Unfortunately, frequent exposure to what at first is unacceptable will over time legitimize in our minds that which we have seen and heard. Be careful that you do not become the victim of this seduction.
As you dare to be different, your exemplary conduct will not go unnoticed. Although you will be tried and tested, your faithful adherence to the Lord’s standards will be seen as a beacon in the night to those around you. Have the courage to be different when it is required of you to be true to the standards of the Church. You will be respected for it. And if occasionally you are not respected, you need not worry, because that is not the kind of association you will want or need in your future.
For those of you who are struggling because you may have crossed a line of the Lord’s standards, please know there is a way back. The Lord loves you. His great atoning sacrifice was wrought so that the principles of repentance and forgiveness could be applied in each of our lives. Make an appointment this very week to see your bishop or branch president so that he can open the door to helping you to repent and to become clean and comfortable in your relationship with Heavenly Father and the Savior.
King Benjamin taught the standard for service when he said: “Behold, I tell you these things that ye may learn wisdom; that ye may learn that when ye are in the service of your fellow beings ye are only in the service of your God” (Mosiah 2:17).
The Savior’s life, as the ultimate example of service, made clear His feelings of the importance of our service. He said, “Inasmuch as ye have done it unto one of the least of these my brethren, ye have done it unto me” (Matthew 25:40).
There is one particular way to find joy and happiness as you lose yourself in service to another. Each of you must know of at least one of your friends or acquaintances who is struggling with certain gospel principles. Some are discouraged, and some have even lost hope. Others have been disappointed or have faced daunting challenges that they were unable to understand or handle emotionally. The end result, for whatever reason, is the loss of faith in and a testimony of our Lord and Savior, Jesus Christ. You may have friends who have become less active. In many cases personal habits or transgressions have overshadowed them with guilt—to the point where it has become difficult for them to come back.
What greater service could you render than reaching out to someone you know who needs a helping hand to return to full fellowship in the gospel of Jesus Christ?
The counsel the Lord gave to the Prophet Joseph Smith in June 1829 is applicable to each of you as you accept this challenge: “And if it so be that you should labor all your days in crying repentance unto this people, and bring, save it be one soul unto me, how great shall be your joy with him in the kingdom of my Father!” (D&C 18:15).
Because you are, according to President Gordon B. Hinckley (1910–2008), “the finest generation in the history of the Church,”4 much is expected of you. Keep the fire of your testimony burning brightly through faith, prayer, scripture study, and the spiritual blessings that come from obedience to the Lord’s commandments. Reach your full potential spiritually and temporally by:
Taking responsibility for who you are and what you want to become.
Staying focused and using your time wisely.
Having the courage to be different from those in the world around you.
Losing yourself in service.

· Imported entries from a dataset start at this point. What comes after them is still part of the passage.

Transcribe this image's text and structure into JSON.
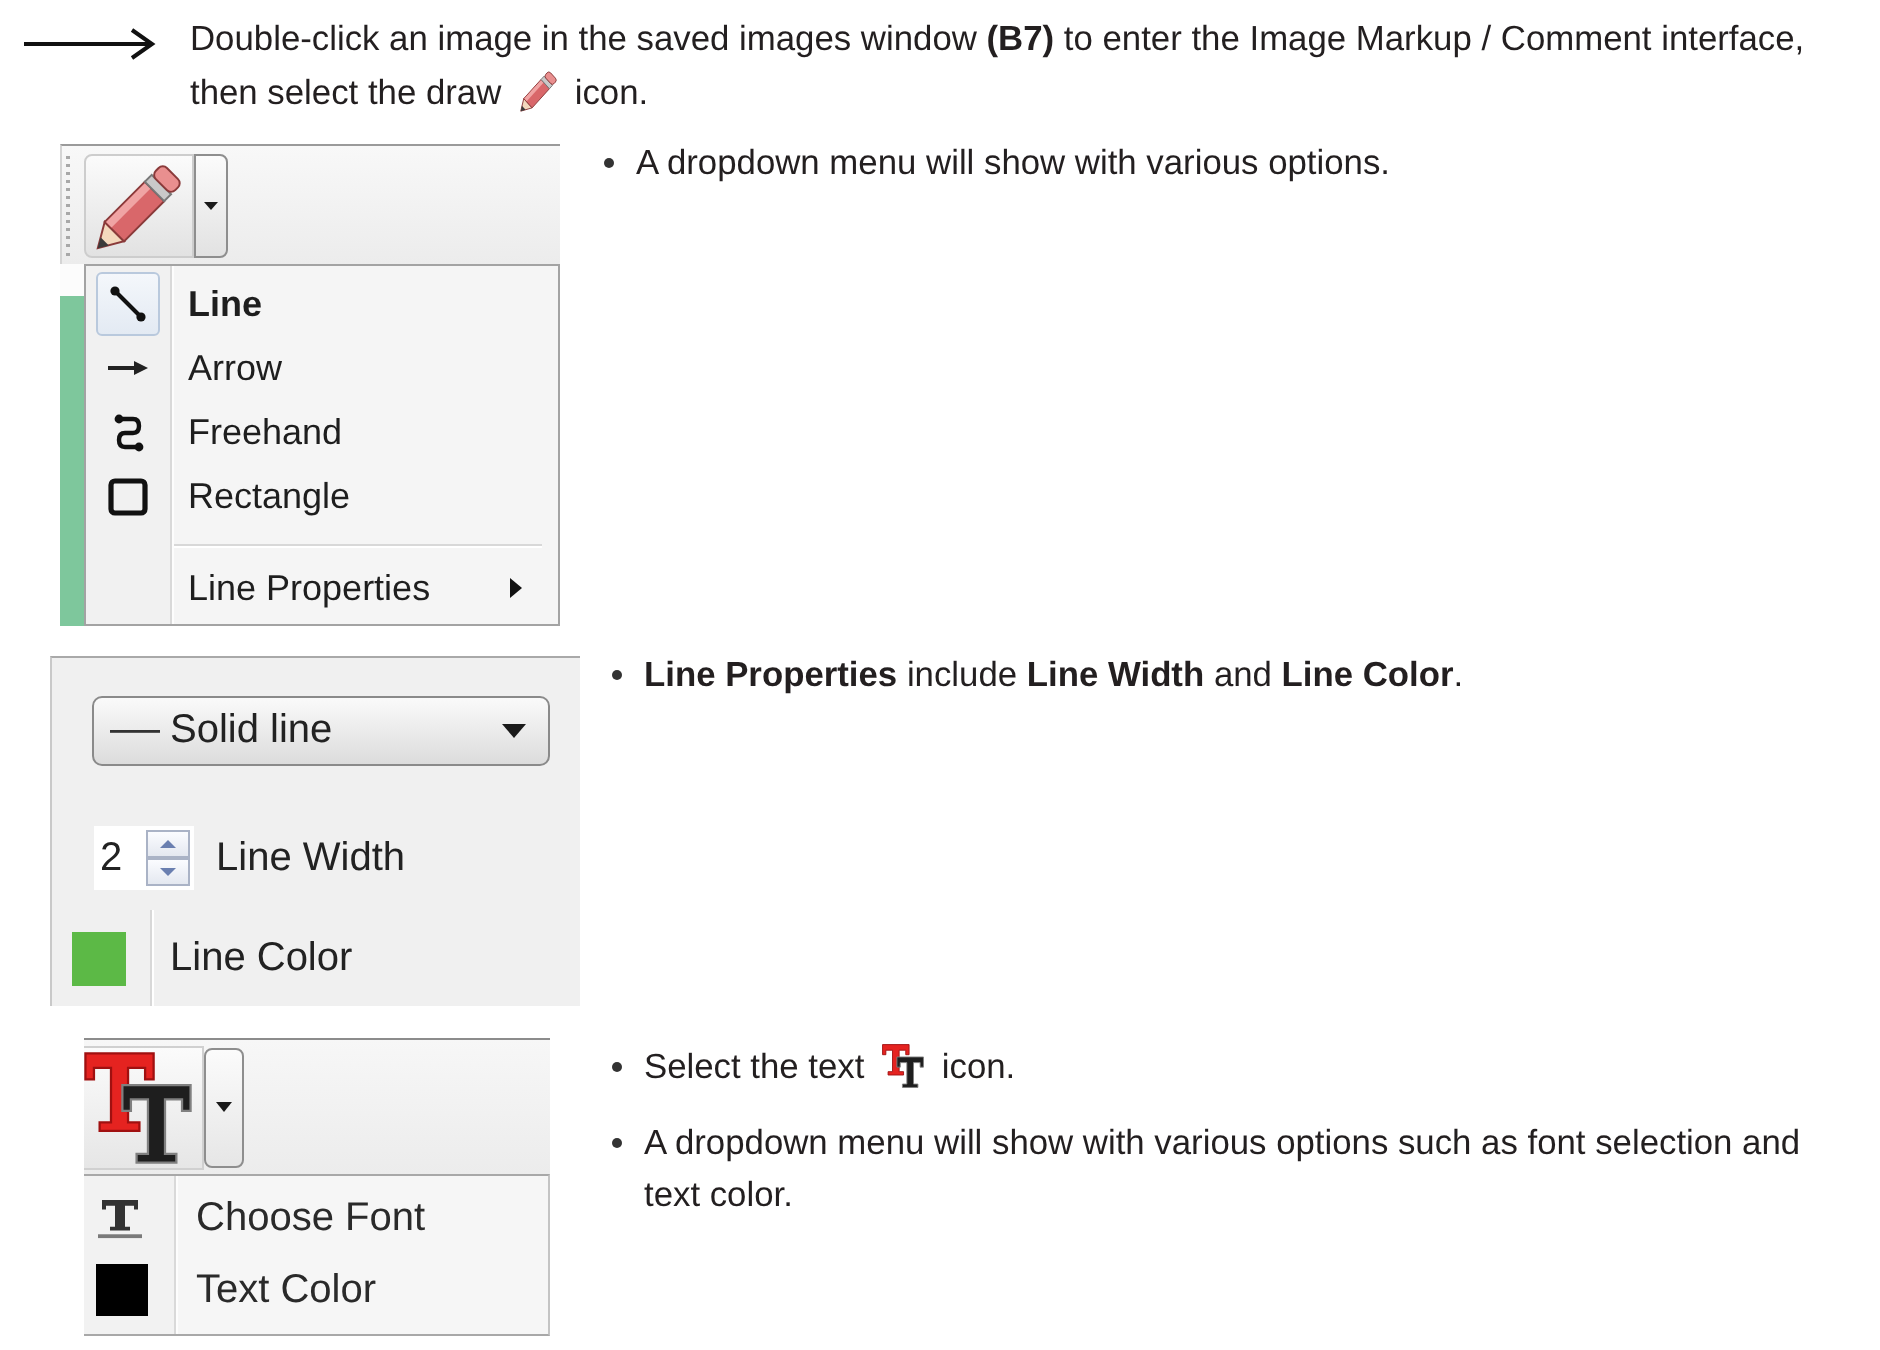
{
  "instruction": {
    "lines": [
      "Double-click an image in the saved images window **(B7)** to enter the Image Markup / Comment interface,",
      "then select the draw"
    ],
    "text_after": "icon."
  },
  "sections": [
    {
      "kind": "draw_menu",
      "inset": {
        "items": [
          {
            "kind": "line",
            "label": "Line",
            "selected": true
          },
          {
            "kind": "arrow",
            "label": "Arrow",
            "selected": false
          },
          {
            "kind": "freehand",
            "label": "Freehand",
            "selected": false
          },
          {
            "kind": "rectangle",
            "label": "Rectangle",
            "selected": false
          }
        ],
        "submenu": {
          "label": "Line Properties"
        }
      },
      "bullets": [
        {
          "kind": "plain",
          "text": "A dropdown menu will show with various options."
        }
      ]
    },
    {
      "kind": "line_properties",
      "inset": {
        "line_style": {
          "value": "Solid line"
        },
        "line_width": {
          "value": "2",
          "label": "Line Width"
        },
        "line_color": {
          "label": "Line Color",
          "color": "#5cb946"
        }
      },
      "bullets": [
        {
          "kind": "plain",
          "text": "**Line Properties** include **Line Width** and **Line Color**."
        }
      ]
    },
    {
      "kind": "text_menu",
      "inset": {
        "items": [
          {
            "kind": "font",
            "label": "Choose Font"
          },
          {
            "kind": "color",
            "label": "Text Color",
            "color": "#000000"
          }
        ]
      },
      "bullets": [
        {
          "kind": "inline_icon",
          "text": "Select the text",
          "text_after": "icon."
        },
        {
          "kind": "plain",
          "text": "A dropdown menu will show with various options such as font selection and text color."
        }
      ]
    }
  ]
}
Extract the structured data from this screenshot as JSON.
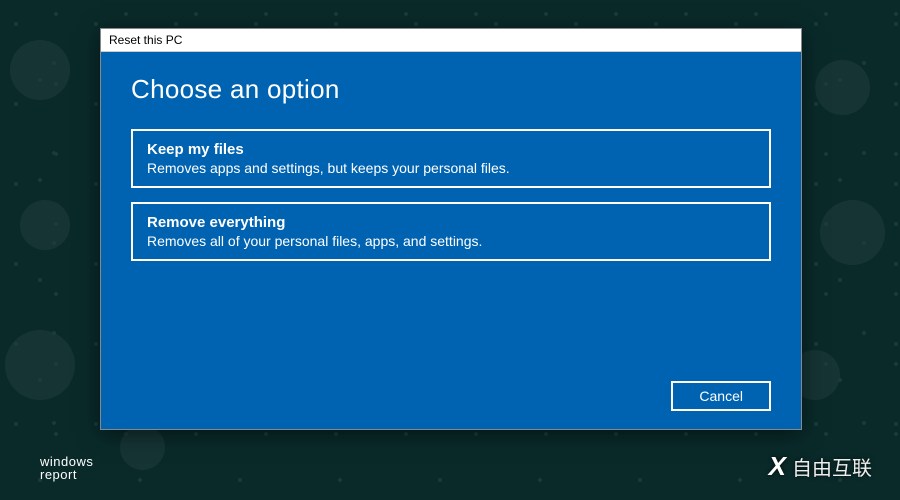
{
  "dialog": {
    "title": "Reset this PC",
    "heading": "Choose an option",
    "options": [
      {
        "title": "Keep my files",
        "desc": "Removes apps and settings, but keeps your personal files."
      },
      {
        "title": "Remove everything",
        "desc": "Removes all of your personal files, apps, and settings."
      }
    ],
    "cancel_label": "Cancel"
  },
  "watermarks": {
    "left_line1": "windows",
    "left_line2": "report",
    "right_text": "自由互联"
  }
}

As you do these things, the Lord will bless you and strengthen you so that you may move forward in magnifying the talents and opportunities He has given you. I bear testimony of Heavenly Father’s plan for each of you. Jesus Christ is truly our Savior, and He very much loves and cares for each of you. As you keep His commandments and follow the counsel of the prophet and your leaders, He will be there to guide you through the challenges that lie ahead.